Pritzker said in a statement Friday that the lines drawn exclusively by Democrats who control the General Assembly preserve minority representation and follow the strictures of the federal Voting Rights Act.
“Illinois’ strength is in our diversity, and these maps help to ensure that communities that have been left out and left behind have fair representation in our government,” Pritzker said. “These district boundaries align with both the federal and state Voting Rights Acts.”
The Democrat also signed laws to approve new districts for the Illinois Supreme Court — the first in more than half-a-century — and the Cook County Board of Review.
As a candidate for governor in 2018, Pritzker voiced support for an independent commission to draw maps and removing political considerations in placing the lines. He vowed to veto any map authored by politicians, such as these.
But this month, he backed away from the pledge, noting the independent process never materialized. He instead said he would nix an “unfair” map.
Senate Minority Leader Dan McConchie, called it a creation of “political insiders” using “flawed data.”
“He (Pritzker) cares more about keeping power for his political friends than fair elections where the people of Illinois can pick their elected officials, instead of politicians picking their voters,” the Republican from Hawthorn Woods said. “He proved today that he’s just another old-school, tax-raising politician who cannot be trusted.”
Political lines must be redrawn after each decennial Census to reflect population shifts and preserve voting rights. But the data whose collection requires the remap won't be available year until late summer because of delays caused by the COVID-19 pandemic.
Republicans and many activists with left-leaning philosophies criticized the maps and their creation because Democrats relied on outdated Census data. Democrats pointed to a June 30 deadline for the Legislature to produce maps, but that constitutionally set date merely marks the period after which Democrats would lose exclusive control over them.
Another piece of legislation adopted this week delays the March 2022 primary, which includes the race for governor, until June 28, in part because lawmakers will delay drawing congressional districts until after receiving the official Census data.

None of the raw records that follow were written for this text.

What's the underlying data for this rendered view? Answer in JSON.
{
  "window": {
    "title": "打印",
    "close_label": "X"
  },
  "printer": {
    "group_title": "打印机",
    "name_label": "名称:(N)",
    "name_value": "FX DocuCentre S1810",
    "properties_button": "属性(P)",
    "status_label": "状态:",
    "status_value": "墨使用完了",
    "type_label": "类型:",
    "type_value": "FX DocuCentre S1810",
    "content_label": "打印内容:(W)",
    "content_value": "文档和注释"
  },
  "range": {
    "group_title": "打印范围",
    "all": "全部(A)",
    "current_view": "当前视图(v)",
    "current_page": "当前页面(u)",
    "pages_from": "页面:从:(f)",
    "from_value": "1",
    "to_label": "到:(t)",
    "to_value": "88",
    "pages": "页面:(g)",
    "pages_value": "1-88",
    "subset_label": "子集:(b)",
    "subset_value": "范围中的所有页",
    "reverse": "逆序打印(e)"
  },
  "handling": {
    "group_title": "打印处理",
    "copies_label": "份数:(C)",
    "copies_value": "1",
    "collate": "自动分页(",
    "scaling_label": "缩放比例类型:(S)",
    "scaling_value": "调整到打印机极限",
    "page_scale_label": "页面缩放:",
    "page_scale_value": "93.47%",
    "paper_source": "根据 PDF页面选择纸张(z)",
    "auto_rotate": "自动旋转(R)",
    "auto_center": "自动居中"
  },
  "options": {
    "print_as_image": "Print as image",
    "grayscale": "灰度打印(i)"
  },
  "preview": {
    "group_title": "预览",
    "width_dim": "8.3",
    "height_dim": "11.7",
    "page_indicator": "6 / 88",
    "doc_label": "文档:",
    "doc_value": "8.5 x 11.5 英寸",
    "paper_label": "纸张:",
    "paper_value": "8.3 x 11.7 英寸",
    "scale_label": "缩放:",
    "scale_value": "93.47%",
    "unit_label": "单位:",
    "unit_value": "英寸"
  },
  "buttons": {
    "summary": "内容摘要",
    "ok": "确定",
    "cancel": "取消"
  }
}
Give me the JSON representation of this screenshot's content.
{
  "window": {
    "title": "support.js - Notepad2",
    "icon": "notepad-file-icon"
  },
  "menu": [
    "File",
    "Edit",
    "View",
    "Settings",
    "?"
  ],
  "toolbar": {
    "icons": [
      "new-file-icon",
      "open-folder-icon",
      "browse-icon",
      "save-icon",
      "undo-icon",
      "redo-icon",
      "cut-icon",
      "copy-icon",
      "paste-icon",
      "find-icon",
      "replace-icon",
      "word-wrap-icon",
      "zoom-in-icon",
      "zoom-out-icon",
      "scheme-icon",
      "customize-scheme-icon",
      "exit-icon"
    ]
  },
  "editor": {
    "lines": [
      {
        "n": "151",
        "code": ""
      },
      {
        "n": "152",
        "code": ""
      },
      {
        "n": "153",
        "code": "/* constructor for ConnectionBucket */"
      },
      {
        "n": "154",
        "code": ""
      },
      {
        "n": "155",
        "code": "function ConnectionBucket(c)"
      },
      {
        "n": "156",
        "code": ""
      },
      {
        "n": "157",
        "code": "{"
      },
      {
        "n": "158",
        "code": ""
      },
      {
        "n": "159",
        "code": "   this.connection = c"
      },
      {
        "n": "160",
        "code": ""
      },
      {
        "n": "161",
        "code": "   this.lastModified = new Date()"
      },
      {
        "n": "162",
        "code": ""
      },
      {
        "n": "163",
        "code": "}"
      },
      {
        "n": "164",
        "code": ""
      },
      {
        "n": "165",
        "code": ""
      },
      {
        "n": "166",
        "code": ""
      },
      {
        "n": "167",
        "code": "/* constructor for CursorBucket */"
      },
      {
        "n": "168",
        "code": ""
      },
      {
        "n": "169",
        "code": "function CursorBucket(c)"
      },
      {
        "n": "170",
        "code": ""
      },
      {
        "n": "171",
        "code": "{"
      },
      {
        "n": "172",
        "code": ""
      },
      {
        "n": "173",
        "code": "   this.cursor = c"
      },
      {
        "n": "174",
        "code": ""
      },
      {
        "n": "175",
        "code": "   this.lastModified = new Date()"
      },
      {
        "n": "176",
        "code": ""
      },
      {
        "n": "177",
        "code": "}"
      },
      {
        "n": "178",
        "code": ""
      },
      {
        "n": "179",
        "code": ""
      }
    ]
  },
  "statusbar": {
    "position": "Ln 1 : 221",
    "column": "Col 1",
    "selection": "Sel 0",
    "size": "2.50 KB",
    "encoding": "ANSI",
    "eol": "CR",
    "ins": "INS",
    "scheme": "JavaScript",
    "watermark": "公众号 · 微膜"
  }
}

Follow Political Writer John O’Connor at https://twitter.com/apoconnor